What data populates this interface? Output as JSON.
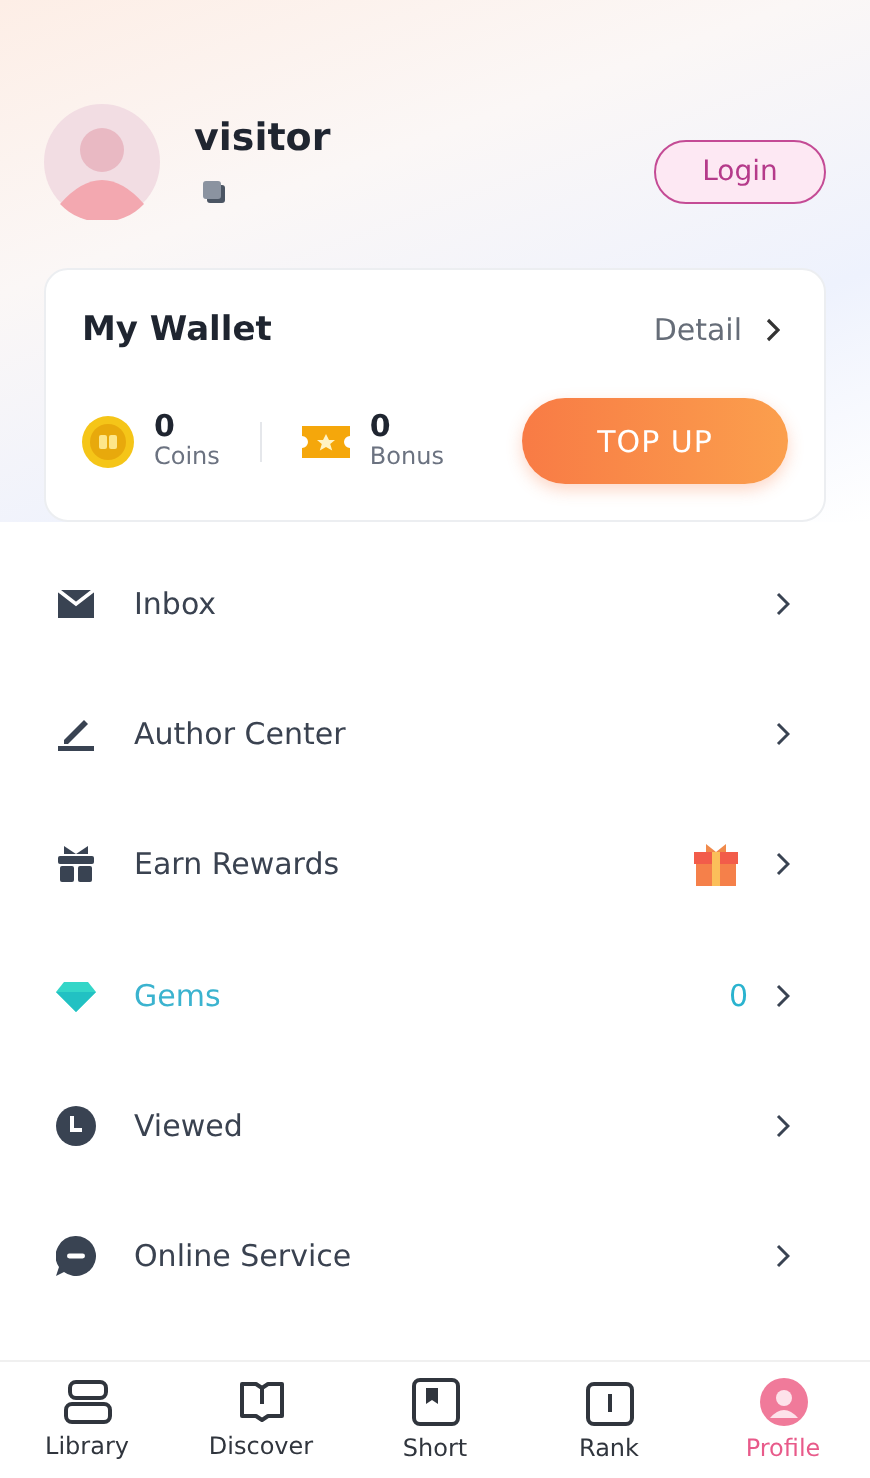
{
  "profile": {
    "name": "visitor",
    "login_button": "Login"
  },
  "wallet": {
    "title": "My Wallet",
    "detail": "Detail",
    "balances": [
      {
        "kind": "coins",
        "amount": "0",
        "label": "Coins"
      },
      {
        "kind": "bonus",
        "amount": "0",
        "label": "Bonus"
      }
    ],
    "top_up": "TOP UP"
  },
  "menu": [
    {
      "kind": "plain",
      "label": "Inbox"
    },
    {
      "kind": "plain",
      "label": "Author Center"
    },
    {
      "kind": "gift",
      "label": "Earn Rewards"
    },
    {
      "kind": "gems",
      "label": "Gems",
      "value": "0"
    },
    {
      "kind": "plain",
      "label": "Viewed"
    },
    {
      "kind": "plain",
      "label": "Online Service"
    }
  ],
  "tabs": [
    {
      "label": "Library",
      "selected": false
    },
    {
      "label": "Discover",
      "selected": false
    },
    {
      "label": "Short",
      "selected": false
    },
    {
      "label": "Rank",
      "selected": false
    },
    {
      "label": "Profile",
      "selected": true
    }
  ]
}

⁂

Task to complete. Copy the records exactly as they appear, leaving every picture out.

Result for this task.
What data populates this interface? Output as JSON.
{
  "profile": {
    "name": "visitor",
    "login_button": "Login"
  },
  "wallet": {
    "title": "My Wallet",
    "detail": "Detail",
    "balances": [
      {
        "kind": "coins",
        "amount": "0",
        "label": "Coins"
      },
      {
        "kind": "bonus",
        "amount": "0",
        "label": "Bonus"
      }
    ],
    "top_up": "TOP UP"
  },
  "menu": [
    {
      "kind": "plain",
      "label": "Inbox"
    },
    {
      "kind": "plain",
      "label": "Author Center"
    },
    {
      "kind": "gift",
      "label": "Earn Rewards"
    },
    {
      "kind": "gems",
      "label": "Gems",
      "value": "0"
    },
    {
      "kind": "plain",
      "label": "Viewed"
    },
    {
      "kind": "plain",
      "label": "Online Service"
    }
  ],
  "tabs": [
    {
      "label": "Library",
      "selected": false
    },
    {
      "label": "Discover",
      "selected": false
    },
    {
      "label": "Short",
      "selected": false
    },
    {
      "label": "Rank",
      "selected": false
    },
    {
      "label": "Profile",
      "selected": true
    }
  ]
}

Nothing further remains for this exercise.